  1. Cannabigerol (CBG): In 2019 breeders began releasing plants capable of producing high levels of CBG at maturity. It was a game-changer, and now we can already see CBG products popping up everywhere. It’s of particular interest for helping to control nausea, combat MRSA, and fight inflammation. Learn more about CBG extraction.
  2. Delta 8-Tetrahydrocannabinol (Δ8-THC): Δ8-THC is thought to have anti-anxiety properties, as well as appetite-stimulating and pain-killing ones. Like its analogue Δ9-THC, Δ8-THC activates the CB1 receptor, although more weakly. This affinity could lead to similar benefits as Δ9 without the intoxication.
  3. Cannabinol (CBN): Cannabinol products have been on the market for several years. There is a great deal of interest in its supposed sedative qualities, although there is little scientific evidence to support the notion. That said, in many ways CBN could be like a weaker form of Δ9-THC—a benefit to those too sensitive to otherwise partake. Learn more about CBN extraction.
  4. Tetrahydrocannabivarin (THCV): There is a huge amount of interest in THCV’s potential to suppress appetite. Thus far there haven’t been any human studies, but it actually has the opposite effect on CB1 than Δ9-THC. It’s currently being studied as a treatment for obesity and diabetes.
  5. Cannabichromene (CBC): There are no studies examining CBC’s impact in humans, but it shows early promise as a pain-fighting and anti-depressant compound. It could also have cosmetic effects, and has shown promise as an acne inhibitor.
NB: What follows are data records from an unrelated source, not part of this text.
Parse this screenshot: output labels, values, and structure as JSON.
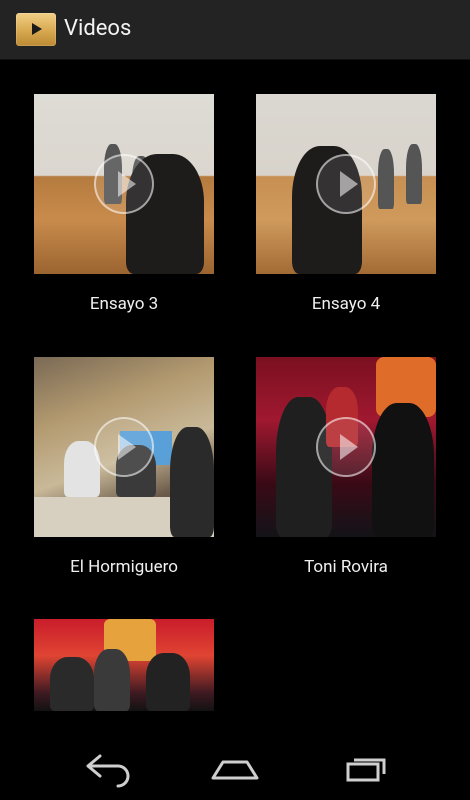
{
  "action_bar": {
    "title": "Videos",
    "icon": "video-play-icon",
    "accent_color": "#d7a850"
  },
  "videos": [
    {
      "title": "Ensayo 3"
    },
    {
      "title": "Ensayo 4"
    },
    {
      "title": "El Hormiguero"
    },
    {
      "title": "Toni Rovira"
    },
    {
      "title": ""
    }
  ],
  "nav_bar": {
    "back": "back-icon",
    "home": "home-icon",
    "recents": "recent-apps-icon"
  }
}
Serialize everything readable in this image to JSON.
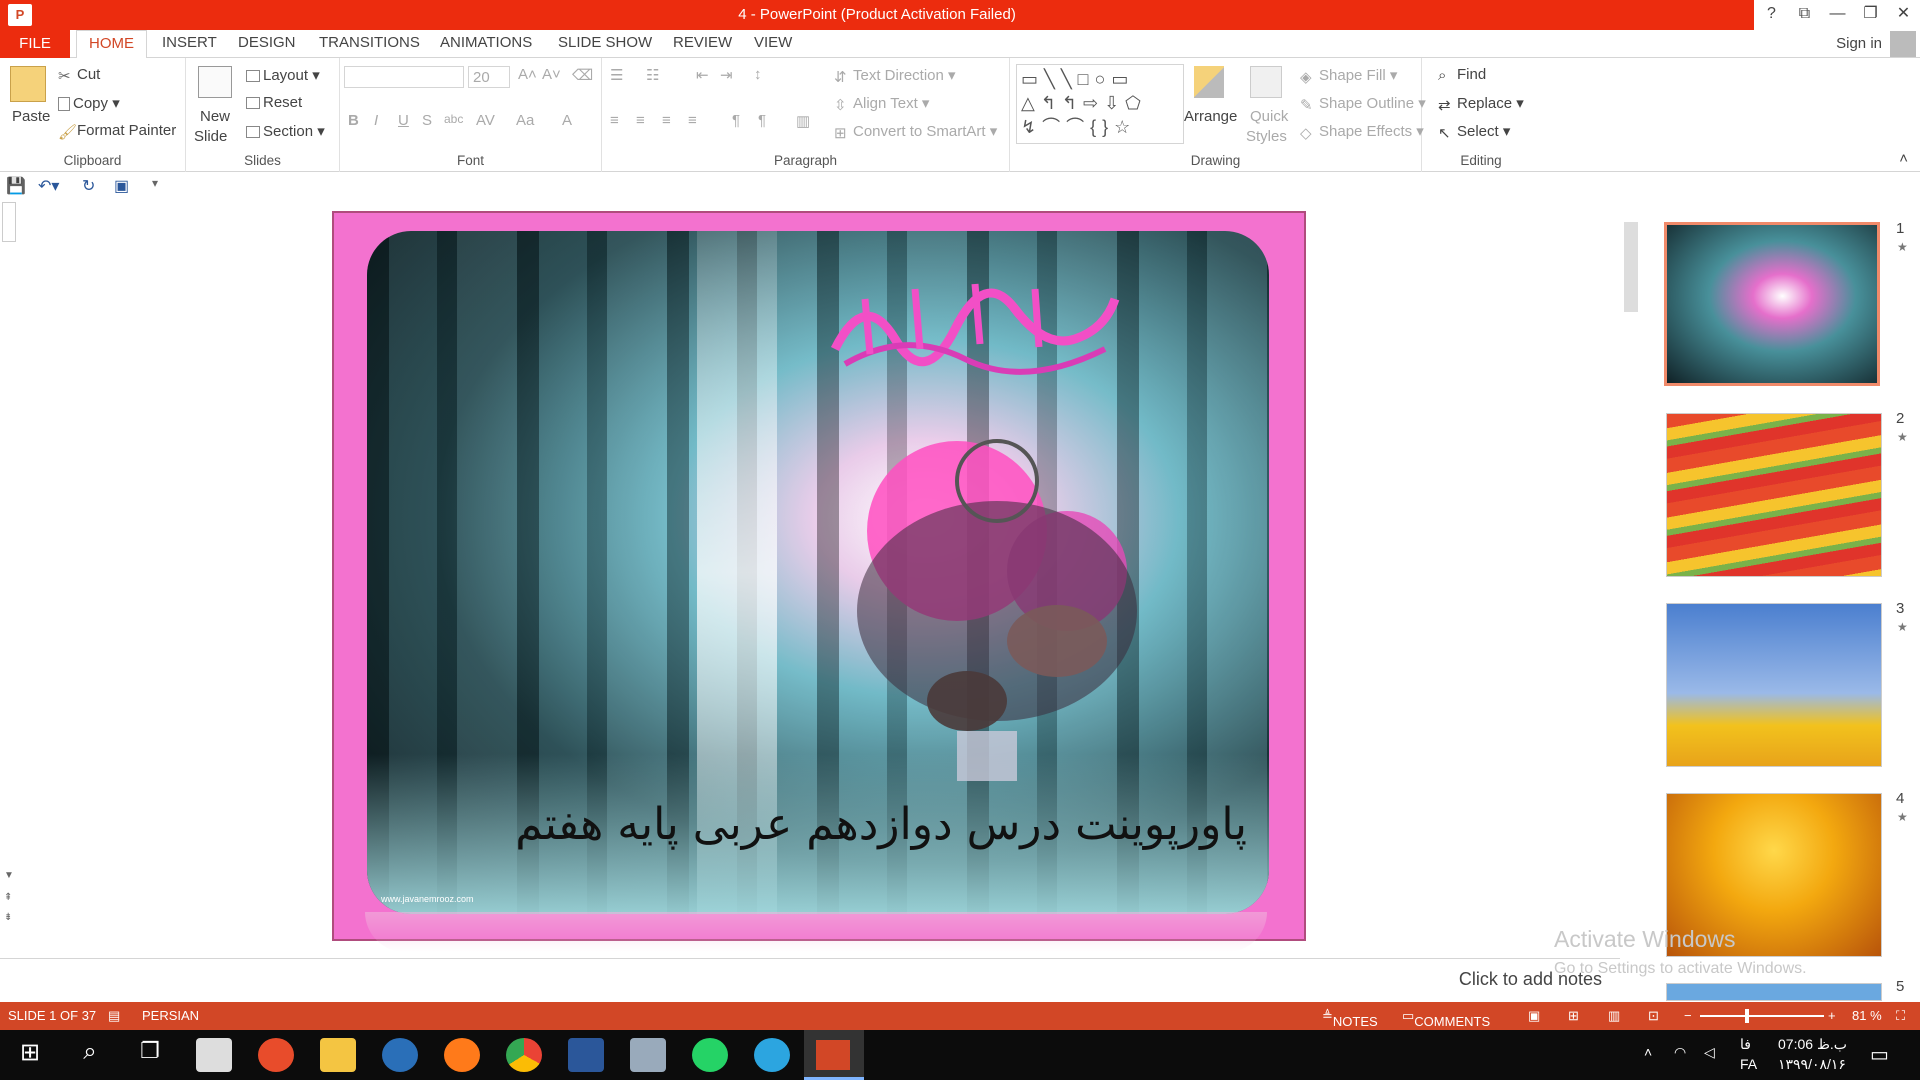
{
  "window": {
    "title": "4 -  PowerPoint (Product Activation Failed)",
    "controls": [
      "?",
      "⧉",
      "—",
      "❐",
      "✕"
    ]
  },
  "tabs": [
    "FILE",
    "HOME",
    "INSERT",
    "DESIGN",
    "TRANSITIONS",
    "ANIMATIONS",
    "SLIDE SHOW",
    "REVIEW",
    "VIEW"
  ],
  "account": {
    "signin": "Sign in"
  },
  "ribbon": {
    "clipboard": {
      "label": "Clipboard",
      "paste": "Paste",
      "cut": "Cut",
      "copy": "Copy",
      "format_painter": "Format Painter"
    },
    "slides": {
      "label": "Slides",
      "new_slide_1": "New",
      "new_slide_2": "Slide",
      "layout": "Layout",
      "reset": "Reset",
      "section": "Section"
    },
    "font": {
      "label": "Font",
      "size": "20"
    },
    "paragraph": {
      "label": "Paragraph",
      "text_direction": "Text Direction",
      "align_text": "Align Text",
      "convert_smartart": "Convert to SmartArt"
    },
    "drawing": {
      "label": "Drawing",
      "arrange": "Arrange",
      "quick_styles_1": "Quick",
      "quick_styles_2": "Styles",
      "shape_fill": "Shape Fill",
      "shape_outline": "Shape Outline",
      "shape_effects": "Shape Effects"
    },
    "editing": {
      "label": "Editing",
      "find": "Find",
      "replace": "Replace",
      "select": "Select"
    }
  },
  "slide": {
    "title": "پاورپوینت درس دوازدهم عربی پایه هفتم",
    "watermark": "www.javanemrooz.com"
  },
  "notes": {
    "placeholder": "Click to add notes"
  },
  "thumbnails": [
    {
      "num": "1",
      "star": "★"
    },
    {
      "num": "2",
      "star": "★"
    },
    {
      "num": "3",
      "star": "★"
    },
    {
      "num": "4",
      "star": "★"
    },
    {
      "num": "5"
    }
  ],
  "activation": {
    "line1": "Activate Windows",
    "line2": "Go to Settings to activate Windows."
  },
  "status": {
    "slide": "SLIDE 1 OF 37",
    "language": "PERSIAN",
    "notes": "NOTES",
    "comments": "COMMENTS",
    "zoom": "81 %"
  },
  "taskbar": {
    "lang": "FA",
    "lang2": "فا",
    "time": "07:06 ب.ظ",
    "date": "۱۳۹۹/۰۸/۱۶"
  },
  "colors": {
    "accent": "#d24726",
    "titlebar": "#ec2c0e",
    "slide_border": "#f372cf"
  }
}
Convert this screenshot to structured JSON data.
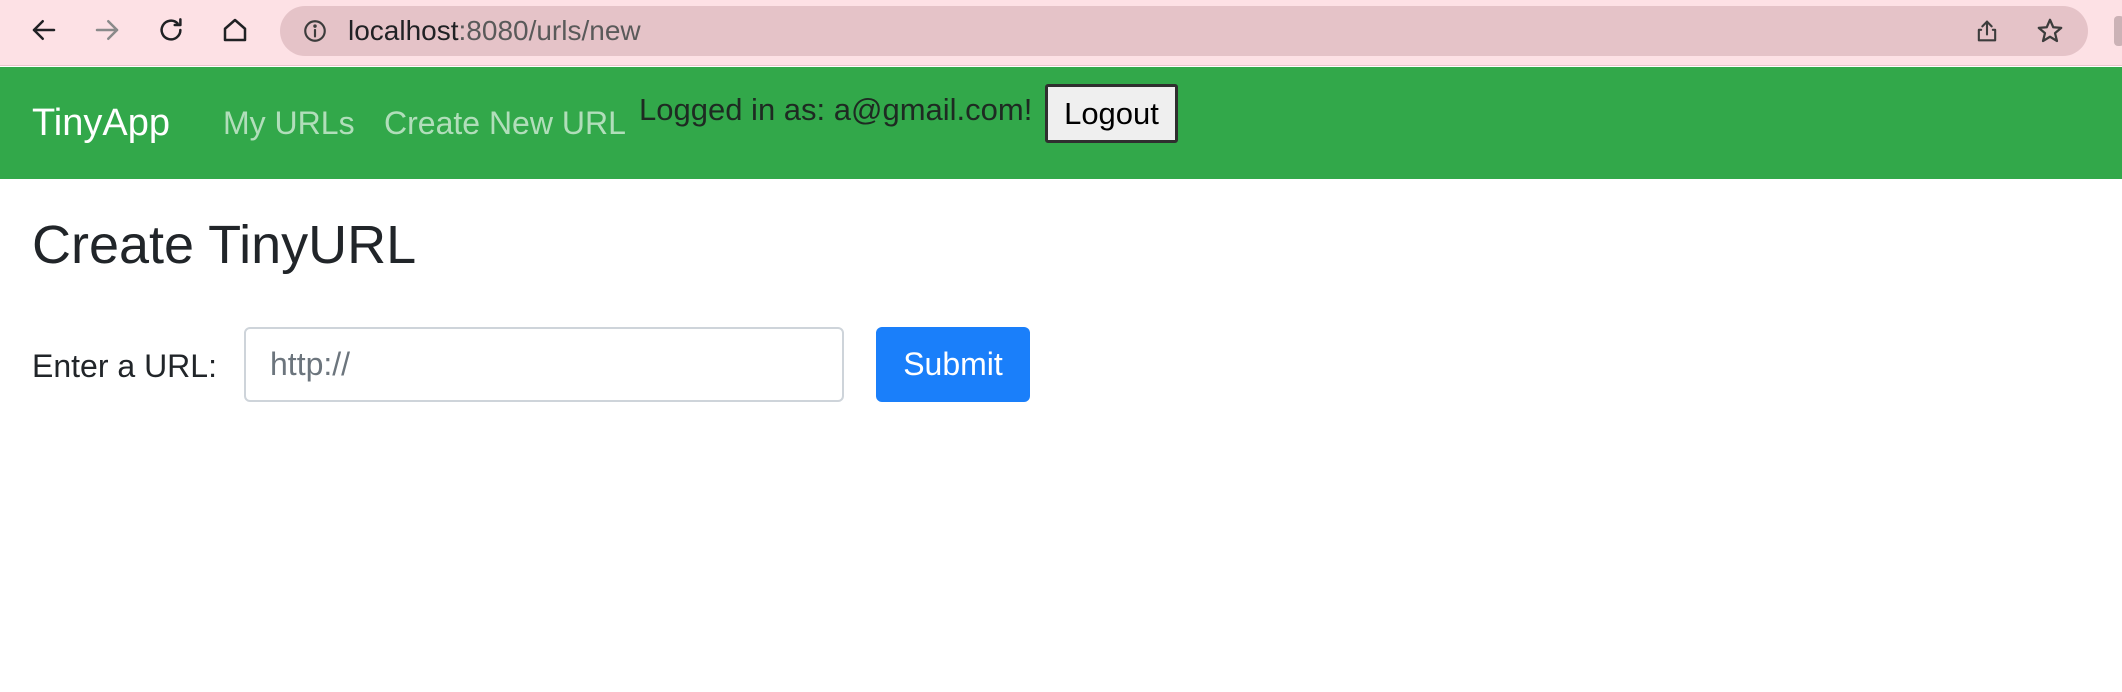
{
  "browser": {
    "url_host": "localhost",
    "url_rest": ":8080/urls/new",
    "icons": {
      "back": "arrow-left-icon",
      "forward": "arrow-right-icon",
      "reload": "reload-icon",
      "home": "home-icon",
      "site_info": "info-circle-icon",
      "share": "share-icon",
      "bookmark": "star-icon"
    },
    "colors": {
      "toolbar_bg": "#fde1e5",
      "omnibox_bg": "#e5c3c8"
    }
  },
  "navbar": {
    "brand": "TinyApp",
    "links": [
      {
        "label": "My URLs"
      },
      {
        "label": "Create New URL"
      }
    ],
    "login_status": "Logged in as: a@gmail.com!",
    "logout_label": "Logout",
    "colors": {
      "background": "#32a84a"
    }
  },
  "main": {
    "title": "Create TinyURL",
    "form": {
      "label": "Enter a URL:",
      "input_value": "",
      "input_placeholder": "http://",
      "submit_label": "Submit"
    },
    "colors": {
      "primary": "#1a7ffa"
    }
  }
}
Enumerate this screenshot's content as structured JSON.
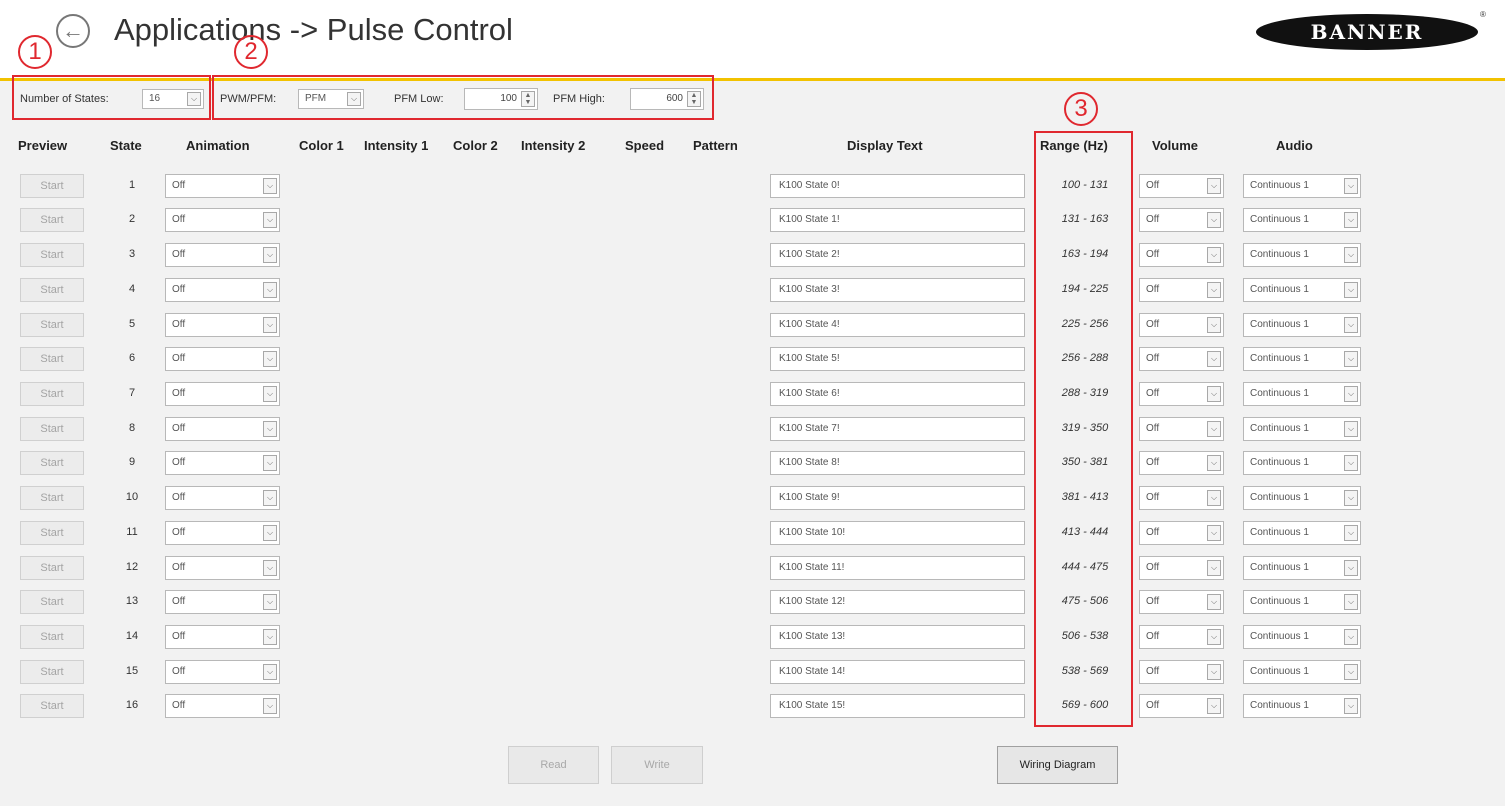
{
  "header": {
    "title": "Applications -> Pulse Control",
    "logo_text": "BANNER",
    "logo_mark": "®"
  },
  "callouts": [
    "1",
    "2",
    "3"
  ],
  "toolbar": {
    "num_states_label": "Number of States:",
    "num_states_value": "16",
    "mode_label": "PWM/PFM:",
    "mode_value": "PFM",
    "pfm_low_label": "PFM Low:",
    "pfm_low_value": "100",
    "pfm_high_label": "PFM High:",
    "pfm_high_value": "600"
  },
  "columns": {
    "preview": "Preview",
    "state": "State",
    "animation": "Animation",
    "color1": "Color 1",
    "intensity1": "Intensity 1",
    "color2": "Color 2",
    "intensity2": "Intensity 2",
    "speed": "Speed",
    "pattern": "Pattern",
    "display_text": "Display Text",
    "range": "Range (Hz)",
    "volume": "Volume",
    "audio": "Audio"
  },
  "rows": [
    {
      "state": "1",
      "start": "Start",
      "animation": "Off",
      "display_text": "K100 State 0!",
      "range": "100 - 131",
      "volume": "Off",
      "audio": "Continuous 1"
    },
    {
      "state": "2",
      "start": "Start",
      "animation": "Off",
      "display_text": "K100 State 1!",
      "range": "131 - 163",
      "volume": "Off",
      "audio": "Continuous 1"
    },
    {
      "state": "3",
      "start": "Start",
      "animation": "Off",
      "display_text": "K100 State 2!",
      "range": "163 - 194",
      "volume": "Off",
      "audio": "Continuous 1"
    },
    {
      "state": "4",
      "start": "Start",
      "animation": "Off",
      "display_text": "K100 State 3!",
      "range": "194 - 225",
      "volume": "Off",
      "audio": "Continuous 1"
    },
    {
      "state": "5",
      "start": "Start",
      "animation": "Off",
      "display_text": "K100 State 4!",
      "range": "225 - 256",
      "volume": "Off",
      "audio": "Continuous 1"
    },
    {
      "state": "6",
      "start": "Start",
      "animation": "Off",
      "display_text": "K100 State 5!",
      "range": "256 - 288",
      "volume": "Off",
      "audio": "Continuous 1"
    },
    {
      "state": "7",
      "start": "Start",
      "animation": "Off",
      "display_text": "K100 State 6!",
      "range": "288 - 319",
      "volume": "Off",
      "audio": "Continuous 1"
    },
    {
      "state": "8",
      "start": "Start",
      "animation": "Off",
      "display_text": "K100 State 7!",
      "range": "319 - 350",
      "volume": "Off",
      "audio": "Continuous 1"
    },
    {
      "state": "9",
      "start": "Start",
      "animation": "Off",
      "display_text": "K100 State 8!",
      "range": "350 - 381",
      "volume": "Off",
      "audio": "Continuous 1"
    },
    {
      "state": "10",
      "start": "Start",
      "animation": "Off",
      "display_text": "K100 State 9!",
      "range": "381 - 413",
      "volume": "Off",
      "audio": "Continuous 1"
    },
    {
      "state": "11",
      "start": "Start",
      "animation": "Off",
      "display_text": "K100 State 10!",
      "range": "413 - 444",
      "volume": "Off",
      "audio": "Continuous 1"
    },
    {
      "state": "12",
      "start": "Start",
      "animation": "Off",
      "display_text": "K100 State 11!",
      "range": "444 - 475",
      "volume": "Off",
      "audio": "Continuous 1"
    },
    {
      "state": "13",
      "start": "Start",
      "animation": "Off",
      "display_text": "K100 State 12!",
      "range": "475 - 506",
      "volume": "Off",
      "audio": "Continuous 1"
    },
    {
      "state": "14",
      "start": "Start",
      "animation": "Off",
      "display_text": "K100 State 13!",
      "range": "506 - 538",
      "volume": "Off",
      "audio": "Continuous 1"
    },
    {
      "state": "15",
      "start": "Start",
      "animation": "Off",
      "display_text": "K100 State 14!",
      "range": "538 - 569",
      "volume": "Off",
      "audio": "Continuous 1"
    },
    {
      "state": "16",
      "start": "Start",
      "animation": "Off",
      "display_text": "K100 State 15!",
      "range": "569 - 600",
      "volume": "Off",
      "audio": "Continuous 1"
    }
  ],
  "footer": {
    "read_label": "Read",
    "write_label": "Write",
    "wiring_label": "Wiring Diagram"
  },
  "icons": {
    "back": "back-arrow-icon",
    "dropdown": "chevron-down-icon",
    "spinner": "spinner-icon"
  },
  "colors": {
    "accent": "#f2c200",
    "callout": "#e0282f",
    "background": "#f2f2f2"
  }
}
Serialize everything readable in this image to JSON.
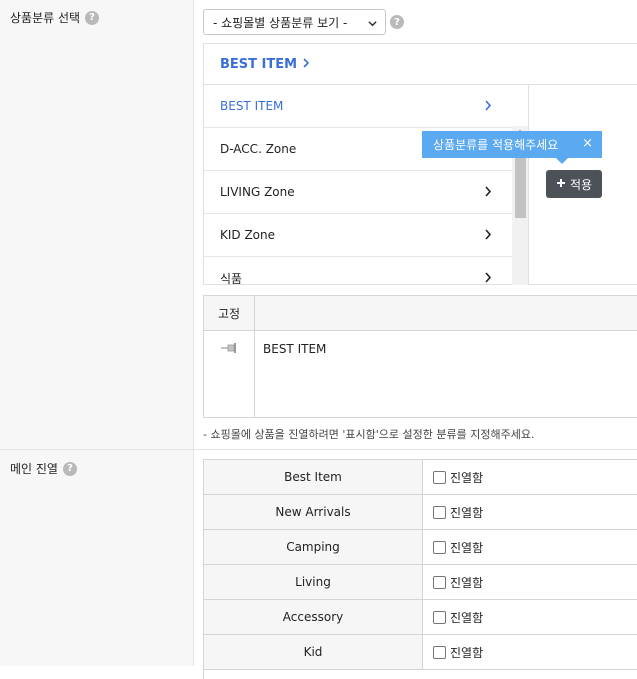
{
  "category_select": {
    "label": "상품분류 선택",
    "help": "?",
    "dropdown_value": "- 쇼핑몰별 상품분류 보기 -"
  },
  "panel": {
    "header": "BEST ITEM",
    "items": [
      {
        "label": "BEST ITEM",
        "active": true
      },
      {
        "label": "D-ACC. Zone",
        "active": false
      },
      {
        "label": "LIVING Zone",
        "active": false
      },
      {
        "label": "KID Zone",
        "active": false
      },
      {
        "label": "식품",
        "active": false
      }
    ]
  },
  "tooltip": {
    "text": "상품분류를 적용해주세요",
    "close": "×"
  },
  "apply_button": {
    "label": "적용"
  },
  "fixed_table": {
    "header": "고정",
    "row": {
      "name": "BEST ITEM"
    }
  },
  "note": "- 쇼핑몰에 상품을 진열하려면 '표시함'으로 설정한 분류를 지정해주세요.",
  "main_display": {
    "label": "메인 진열",
    "help": "?",
    "option_label": "진열함",
    "rows": [
      "Best Item",
      "New Arrivals",
      "Camping",
      "Living",
      "Accessory",
      "Kid"
    ]
  },
  "colors": {
    "accent": "#3a6fd8",
    "tooltip": "#5aa9f1",
    "button": "#4d5259"
  }
}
Which ‘new’ cannabinoid should you be extracting now?

CBN and CBG have already entered the market, and are poised for success with consumers. It could be worth investing in these cannabinoids to diversify your end-product offerings. These two, in particular, are appealing because they can be found in much higher amounts than other minor cannabinoids.

Breeders have successfully bred cannabis varieties that produce up to 20% CBG at maturity. And all you need to extract CBN is old plant material—the THC starts degrading into CBN at about a year, and much faster if it’s exposed to light and heat. This is the most wonderful thing about CBN, you never need to waste any part of this wonderful plant, even old, aged, and ‘stale’ cannabis has gifts to share!

Most of the other minor cannabinoids have struggled to gain traction in the marketplace. This is largely due to lack of consumer education, or plant material rich enough in the cannabinoids to make extraction worth it.

Even so, it could pay to keep an eye on cannabis research and your lab results. If you find a spike of one of these promising minor cannabinoids, and you have the marketing budget to educate consumers on what that compound might do, it could just be the next big thing.

In Summary

We are just at the tip of the iceberg in terms of learning about all the wonderful things that this complex plant can do for the human body and for the planet. We have touched on the most popular cannabinoids but there are almost another 120+ to explore, with new ones being discovered all the time!

To learn more about how to extract these cannabinoids and all the myriad of derivatives and end-products that can be gleaned from this amazing plant read Chapter 7: Cannabis and Hemp Extraction Methods.